Brain steroids make good dads

May 19, 2014

Testosterone in males is generally associated with aggression and definitely not with good parenting. Insights from a highly social fish can help understand how other androgenic steroids, like testosterone, can shape a male's parenting skills, according to a recent Georgia State University research study.

Once bluebanded gobies become fathers, they stay close to the developing eggs, vigorously fan and rub them until they hatch, and also protect them from mothers who would eat them.

By injecting a series of chemicals into the brains of these fathers, the research team temporarily altered their brain androgens and also their level of parental care.

As a result, the researchers found that brain androgens actually promote good parenting.

The study is published in the Proceedings of the Royal Society B: Biological Sciences.

Explore further: Biological fathers not necessarily the best, social dads parent well too

More information: Pradhan DS, Solomon-Lane TK, Willis MC, Grober MS. 2014 A mechanism for rapid neurosteroidal regulation of parenting behaviour. Proc. R. Soc. B 281: 20140239.

Related Stories

Recommended for you

A common mechanism for human and bird sound production

November 27, 2015

When birds and humans sing it sounds completely different, but now new research reported in the journal Nature Communications shows that the very same physical mechanisms are at play when a bird sings and a human speaks.

Study suggests fish can experience 'emotional fever'

November 25, 2015

(—A small team of researchers from the U.K. and Spain has found via lab study that at least one type of fish is capable of experiencing 'emotional fever,' which suggests it may qualify as a sentient being. In their ...
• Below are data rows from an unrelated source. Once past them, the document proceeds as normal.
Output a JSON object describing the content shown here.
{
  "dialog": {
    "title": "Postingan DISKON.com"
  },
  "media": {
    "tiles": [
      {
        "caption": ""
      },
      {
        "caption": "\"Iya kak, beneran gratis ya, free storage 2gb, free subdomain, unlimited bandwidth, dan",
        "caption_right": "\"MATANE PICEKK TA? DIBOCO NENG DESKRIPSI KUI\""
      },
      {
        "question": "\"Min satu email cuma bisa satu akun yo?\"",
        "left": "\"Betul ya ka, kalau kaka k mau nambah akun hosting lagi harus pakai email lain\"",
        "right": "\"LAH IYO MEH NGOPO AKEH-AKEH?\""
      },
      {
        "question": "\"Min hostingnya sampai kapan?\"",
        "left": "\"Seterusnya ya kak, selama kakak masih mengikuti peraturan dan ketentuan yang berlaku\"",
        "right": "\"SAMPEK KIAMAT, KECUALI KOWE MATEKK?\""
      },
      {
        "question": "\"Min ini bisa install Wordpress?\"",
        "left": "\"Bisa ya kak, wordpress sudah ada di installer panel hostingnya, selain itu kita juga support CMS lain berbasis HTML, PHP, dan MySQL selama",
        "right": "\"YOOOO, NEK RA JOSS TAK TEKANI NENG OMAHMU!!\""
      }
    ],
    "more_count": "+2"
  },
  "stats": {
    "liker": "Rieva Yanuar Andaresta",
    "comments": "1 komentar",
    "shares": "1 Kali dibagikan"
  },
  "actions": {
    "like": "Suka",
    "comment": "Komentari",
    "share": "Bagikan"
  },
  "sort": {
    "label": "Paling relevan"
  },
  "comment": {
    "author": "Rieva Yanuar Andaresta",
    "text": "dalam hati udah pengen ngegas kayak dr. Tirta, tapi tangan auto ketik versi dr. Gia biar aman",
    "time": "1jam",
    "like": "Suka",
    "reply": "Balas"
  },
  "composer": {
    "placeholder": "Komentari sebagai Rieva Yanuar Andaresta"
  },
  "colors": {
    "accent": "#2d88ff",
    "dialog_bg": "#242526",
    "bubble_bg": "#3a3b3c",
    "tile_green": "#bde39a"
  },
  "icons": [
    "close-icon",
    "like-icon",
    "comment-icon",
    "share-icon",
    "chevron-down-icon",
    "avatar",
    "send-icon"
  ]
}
Please sign in to add a comment. Registration is free, and takes less than a minute. Read more

Click here to reset your password.
Sign in to get notified via email when new comments are made.